Poverty & Human Rights
New report outlines options for strengthening human rights laws in Scotland
The Scottish Human Rights Commission has published a new report into models of incorporating international human rights standards into law, authored by Dr Katie Boyle, Associate Professor of Law at the University of Stirling. The report comes the same week as the UN's Special Rapporteur on Extreme Poverty, Philip Alston, visits the UK and Scotland to explore the links between poverty and human rights.
For further information and to view the report, click here.
UN Special Rapporteur on Extreme Poverty Visits Scotland
Kerry McKenzie of NHS Health Scotland, joined the UN's Professor Philip Alston at a discussion on child poverty during his visit to Scotland. Here's what she had to say:
‘….it feels like I am not part of this world’
These are the words of John Adebola-Samuel, a 12 year old boy I met on Friday when we both took part in a round table discussion on child poverty with Professor Philip Alston, the UN Special Rapporteur on Extreme Poverty and Human Rights, as part of his UK visit.

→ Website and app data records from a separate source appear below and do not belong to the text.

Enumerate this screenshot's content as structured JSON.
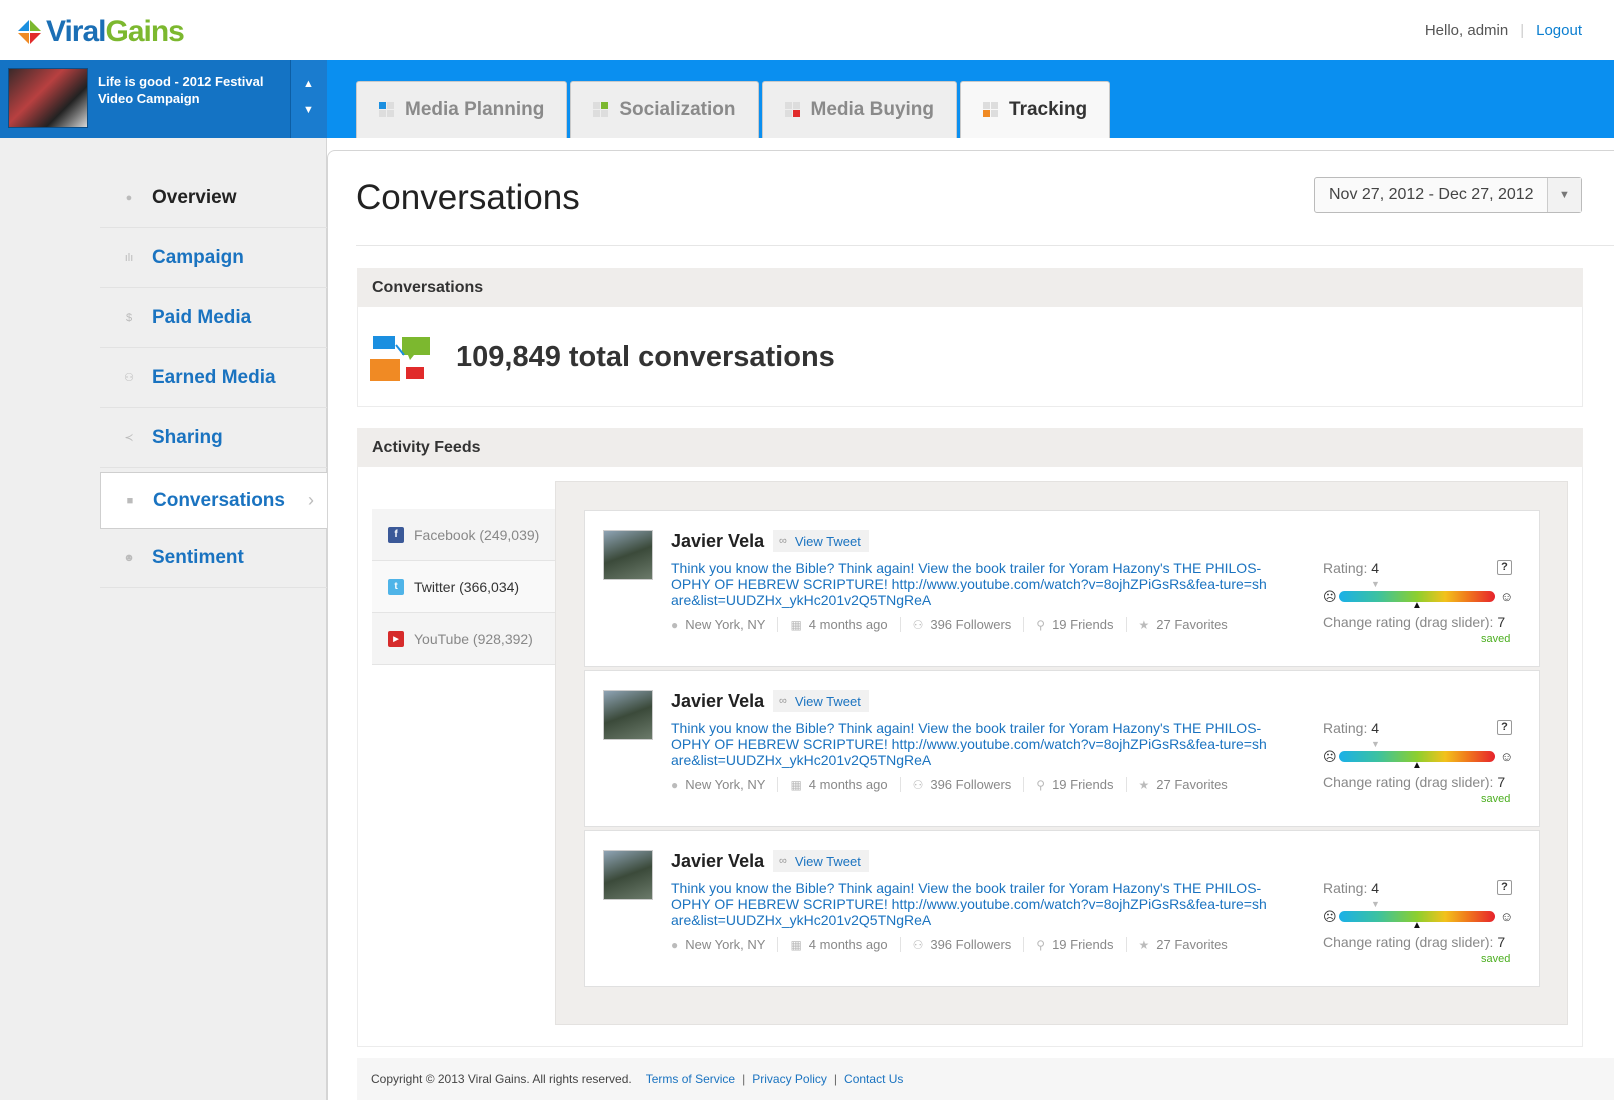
{
  "brand": {
    "name_part1": "Viral",
    "name_part2": "Gains"
  },
  "header": {
    "greeting": "Hello, admin",
    "logout_label": "Logout"
  },
  "campaign": {
    "title": "Life is good - 2012 Festival Video Campaign"
  },
  "tabs": [
    {
      "label": "Media Planning",
      "icon": "pinwheel-icon",
      "active": false
    },
    {
      "label": "Socialization",
      "icon": "pinwheel-icon",
      "active": false
    },
    {
      "label": "Media Buying",
      "icon": "pinwheel-icon",
      "active": false
    },
    {
      "label": "Tracking",
      "icon": "pinwheel-icon",
      "active": true
    }
  ],
  "sidebar": {
    "items": [
      {
        "label": "Overview",
        "icon": "globe-icon"
      },
      {
        "label": "Campaign",
        "icon": "bar-chart-icon"
      },
      {
        "label": "Paid Media",
        "icon": "dollar-icon"
      },
      {
        "label": "Earned Media",
        "icon": "people-icon"
      },
      {
        "label": "Sharing",
        "icon": "share-icon"
      },
      {
        "label": "Conversations",
        "icon": "speech-bubble-icon",
        "active": true
      },
      {
        "label": "Sentiment",
        "icon": "smiley-icon"
      }
    ]
  },
  "page": {
    "title": "Conversations",
    "date_range": "Nov 27, 2012 - Dec 27, 2012"
  },
  "conversations_panel": {
    "heading": "Conversations",
    "total": "109,849 total conversations"
  },
  "activity_panel": {
    "heading": "Activity Feeds",
    "sources": [
      {
        "label": "Facebook (249,039)",
        "icon": "facebook-icon",
        "active": false
      },
      {
        "label": "Twitter (366,034)",
        "icon": "twitter-icon",
        "active": true
      },
      {
        "label": "YouTube (928,392)",
        "icon": "youtube-icon",
        "active": false
      }
    ]
  },
  "feed": [
    {
      "user": "Javier Vela",
      "view_label": "View Tweet",
      "text": "Think you know the Bible? Think again! View the book trailer for Yoram Hazony's THE PHILOS-OPHY OF HEBREW SCRIPTURE! http://www.youtube.com/watch?v=8ojhZPiGsRs&fea-ture=share&list=UUDZHx_ykHc201v2Q5TNgReA",
      "location": "New York, NY",
      "time": "4 months ago",
      "followers": "396 Followers",
      "friends": "19 Friends",
      "favorites": "27 Favorites",
      "rating_label": "Rating:",
      "rating_value": "4",
      "change_label": "Change rating (drag slider):",
      "change_value": "7",
      "status": "saved",
      "help": "?"
    },
    {
      "user": "Javier Vela",
      "view_label": "View Tweet",
      "text": "Think you know the Bible? Think again! View the book trailer for Yoram Hazony's THE PHILOS-OPHY OF HEBREW SCRIPTURE! http://www.youtube.com/watch?v=8ojhZPiGsRs&fea-ture=share&list=UUDZHx_ykHc201v2Q5TNgReA",
      "location": "New York, NY",
      "time": "4 months ago",
      "followers": "396 Followers",
      "friends": "19 Friends",
      "favorites": "27 Favorites",
      "rating_label": "Rating:",
      "rating_value": "4",
      "change_label": "Change rating (drag slider):",
      "change_value": "7",
      "status": "saved",
      "help": "?"
    },
    {
      "user": "Javier Vela",
      "view_label": "View Tweet",
      "text": "Think you know the Bible? Think again! View the book trailer for Yoram Hazony's THE PHILOS-OPHY OF HEBREW SCRIPTURE! http://www.youtube.com/watch?v=8ojhZPiGsRs&fea-ture=share&list=UUDZHx_ykHc201v2Q5TNgReA",
      "location": "New York, NY",
      "time": "4 months ago",
      "followers": "396 Followers",
      "friends": "19 Friends",
      "favorites": "27 Favorites",
      "rating_label": "Rating:",
      "rating_value": "4",
      "change_label": "Change rating (drag slider):",
      "change_value": "7",
      "status": "saved",
      "help": "?"
    }
  ],
  "footer": {
    "copyright": "Copyright © 2013 Viral Gains. All rights reserved.",
    "links": [
      "Terms of Service",
      "Privacy Policy",
      "Contact Us"
    ]
  },
  "colors": {
    "accent_blue": "#0a8ff0",
    "link_blue": "#1a73c0",
    "saved_green": "#4caf20"
  }
}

You might have seen John and his sister, Dami from Dumfries, on a BBC Scotland documentary, Breadline Kids, that was aired earlier this year. Unlike much of the ‘poverty porn’ that is on TV, this was a sensitive programme that highlighted the stark situation many families living in poverty are experiencing in Scotland. Because of their immigration status, John and Dami’s family have ‘no recourse to public funds’ which means they are not eligible for state support, including free school meals. He talked about thinking about food constantly, the overwhelming and persistent feeling of hunger and of feeling excluded from everyday life, both at home and school.
The session was organised by Bruce Adamson, the Children and Young Peoples Commissioner for Scotland, and his colleagues and hosted by Avenue End Primary School in Ruchazie. This was the first of Philip’s visits that had children’s voices right at the heart of the visit. Rob Booth, a journalist from The Guardian, was present and he reported on the visit.
I had the chance to flag the impacts from a public health perspective, including MartinTaulbut’s report, Working and Hurting, that life expectancy is stalling and talk about some practical action that is supporting children and families in Scotland. And of course, that poverty and austerity are undermining our efforts to improve health, reduce health inequalities and uphold the right to the highest possible standard of health in Scotland.
For me, I felt privileged to be part of the discussion and having the opportunity to meet John, Dami and some other young people who were listened to by Philip and the other so called experts on child poverty. But, in all honesty, I was left affronted: here we are in a wealthy country being investigated by an international expert (whose previous investigations include China and Saudi Arabia) on our levels of extreme poverty and its implications for human rights.
So I’ll end with Philip’s words for consideration: ‘Poverty is a political choice….it is also a human rights issue.’
Organisational Lead – Child Poverty, NHS Health Scotland